[The problem] Reproduce all the entries exactly and keep the pictures out.

(Records from a data source)
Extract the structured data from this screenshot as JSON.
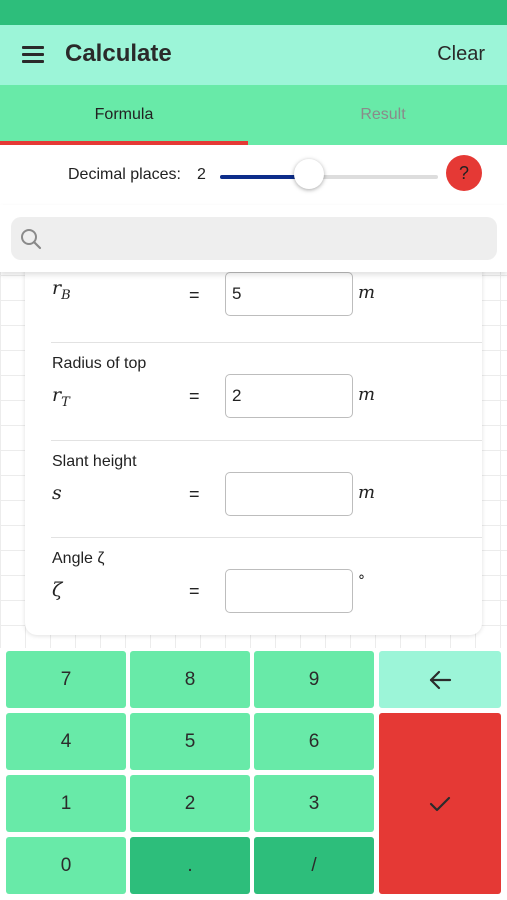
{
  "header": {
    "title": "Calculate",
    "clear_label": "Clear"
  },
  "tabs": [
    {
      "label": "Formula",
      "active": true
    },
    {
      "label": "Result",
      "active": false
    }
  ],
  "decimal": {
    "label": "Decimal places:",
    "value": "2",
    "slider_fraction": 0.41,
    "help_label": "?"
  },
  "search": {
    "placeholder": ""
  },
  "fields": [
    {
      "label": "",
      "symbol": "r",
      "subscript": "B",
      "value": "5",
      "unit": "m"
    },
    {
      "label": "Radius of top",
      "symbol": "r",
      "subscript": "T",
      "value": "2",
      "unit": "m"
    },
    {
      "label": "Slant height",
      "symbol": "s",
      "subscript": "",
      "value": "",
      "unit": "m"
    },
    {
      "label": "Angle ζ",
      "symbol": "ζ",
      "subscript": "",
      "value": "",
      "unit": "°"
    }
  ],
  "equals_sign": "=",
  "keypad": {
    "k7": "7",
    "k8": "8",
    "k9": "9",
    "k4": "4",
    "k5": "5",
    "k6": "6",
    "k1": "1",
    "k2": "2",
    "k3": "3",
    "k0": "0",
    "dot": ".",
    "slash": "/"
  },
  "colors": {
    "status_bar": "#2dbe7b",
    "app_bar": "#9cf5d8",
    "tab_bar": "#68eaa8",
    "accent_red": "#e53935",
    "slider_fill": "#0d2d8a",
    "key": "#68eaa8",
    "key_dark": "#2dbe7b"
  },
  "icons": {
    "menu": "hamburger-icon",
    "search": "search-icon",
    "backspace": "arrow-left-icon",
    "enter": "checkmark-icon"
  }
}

[Answer box]
Extract the structured data from this screenshot as JSON.
{
  "header": {
    "title": "Calculate",
    "clear_label": "Clear"
  },
  "tabs": [
    {
      "label": "Formula",
      "active": true
    },
    {
      "label": "Result",
      "active": false
    }
  ],
  "decimal": {
    "label": "Decimal places:",
    "value": "2",
    "slider_fraction": 0.41,
    "help_label": "?"
  },
  "search": {
    "placeholder": ""
  },
  "fields": [
    {
      "label": "",
      "symbol": "r",
      "subscript": "B",
      "value": "5",
      "unit": "m"
    },
    {
      "label": "Radius of top",
      "symbol": "r",
      "subscript": "T",
      "value": "2",
      "unit": "m"
    },
    {
      "label": "Slant height",
      "symbol": "s",
      "subscript": "",
      "value": "",
      "unit": "m"
    },
    {
      "label": "Angle ζ",
      "symbol": "ζ",
      "subscript": "",
      "value": "",
      "unit": "°"
    }
  ],
  "equals_sign": "=",
  "keypad": {
    "k7": "7",
    "k8": "8",
    "k9": "9",
    "k4": "4",
    "k5": "5",
    "k6": "6",
    "k1": "1",
    "k2": "2",
    "k3": "3",
    "k0": "0",
    "dot": ".",
    "slash": "/"
  },
  "colors": {
    "status_bar": "#2dbe7b",
    "app_bar": "#9cf5d8",
    "tab_bar": "#68eaa8",
    "accent_red": "#e53935",
    "slider_fill": "#0d2d8a",
    "key": "#68eaa8",
    "key_dark": "#2dbe7b"
  },
  "icons": {
    "menu": "hamburger-icon",
    "search": "search-icon",
    "backspace": "arrow-left-icon",
    "enter": "checkmark-icon"
  }
}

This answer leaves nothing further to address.